Data excerpts
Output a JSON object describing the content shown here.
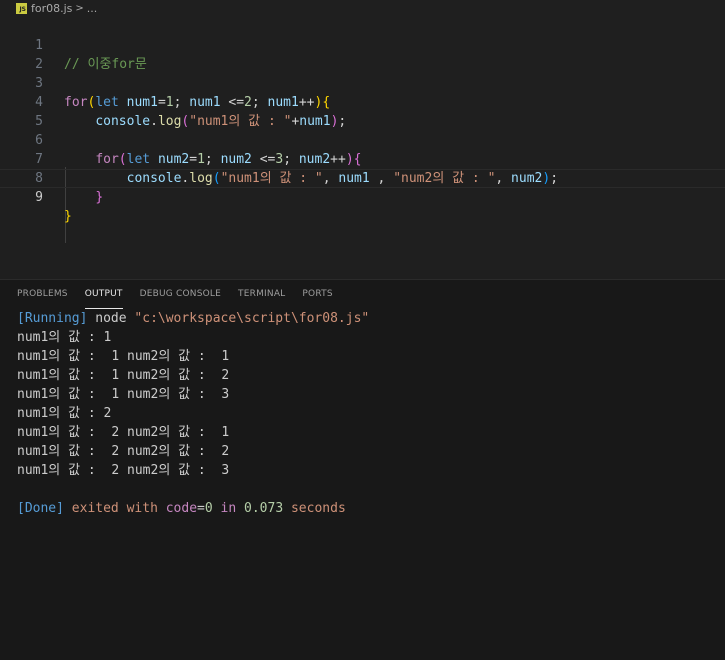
{
  "breadcrumb": {
    "file_badge": "JS",
    "file": "for08.js",
    "separator": ">",
    "rest": "..."
  },
  "editor": {
    "lines": [
      {
        "n": "1"
      },
      {
        "n": "2"
      },
      {
        "n": "3"
      },
      {
        "n": "4"
      },
      {
        "n": "5"
      },
      {
        "n": "6"
      },
      {
        "n": "7"
      },
      {
        "n": "8"
      },
      {
        "n": "9"
      }
    ],
    "tokens": {
      "l1": {
        "comment": "// 이중for문"
      },
      "l3": {
        "for": "for",
        "p1": "(",
        "let": "let",
        "var1": "num1",
        "eq1": "=",
        "one": "1",
        "semi1": "; ",
        "var2": "num1",
        "le": " <=",
        "two": "2",
        "semi2": "; ",
        "var3": "num1",
        "inc": "++",
        "p2": ")",
        "brace": "{"
      },
      "l4": {
        "obj": "console",
        "dot": ".",
        "fn": "log",
        "p1": "(",
        "str": "\"num1의 값 : \"",
        "plus": "+",
        "var": "num1",
        "p2": ")",
        "semi": ";"
      },
      "l6": {
        "for": "for",
        "p1": "(",
        "let": "let",
        "var1": "num2",
        "eq1": "=",
        "one": "1",
        "semi1": "; ",
        "var2": "num2",
        "le": " <=",
        "three": "3",
        "semi2": "; ",
        "var3": "num2",
        "inc": "++",
        "p2": ")",
        "brace": "{"
      },
      "l7": {
        "obj": "console",
        "dot": ".",
        "fn": "log",
        "p1": "(",
        "str1": "\"num1의 값 : \"",
        "c1": ", ",
        "var1": "num1",
        "c2": " , ",
        "str2": "\"num2의 값 : \"",
        "c3": ", ",
        "var2": "num2",
        "p2": ")",
        "semi": ";"
      },
      "l8": {
        "brace": "}"
      },
      "l9": {
        "brace": "}"
      }
    }
  },
  "panel": {
    "tabs": [
      {
        "label": "PROBLEMS"
      },
      {
        "label": "OUTPUT"
      },
      {
        "label": "DEBUG CONSOLE"
      },
      {
        "label": "TERMINAL"
      },
      {
        "label": "PORTS"
      }
    ],
    "running": {
      "tag": "[Running]",
      "cmd": " node ",
      "path": "\"c:\\workspace\\script\\for08.js\""
    },
    "output_lines": [
      "num1의 값 : 1",
      "num1의 값 :  1 num2의 값 :  1",
      "num1의 값 :  1 num2의 값 :  2",
      "num1의 값 :  1 num2의 값 :  3",
      "num1의 값 : 2",
      "num1의 값 :  2 num2의 값 :  1",
      "num1의 값 :  2 num2의 값 :  2",
      "num1의 값 :  2 num2의 값 :  3"
    ],
    "done": {
      "tag": "[Done]",
      "t1": " exited ",
      "with": "with",
      "t2": " ",
      "code": "code",
      "eq": "=",
      "zero": "0",
      "t3": " ",
      "in": "in",
      "t4": " ",
      "time": "0.073",
      "t5": " seconds"
    }
  }
}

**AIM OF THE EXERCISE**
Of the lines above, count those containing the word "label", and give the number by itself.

**EXERCISE ANSWER**
5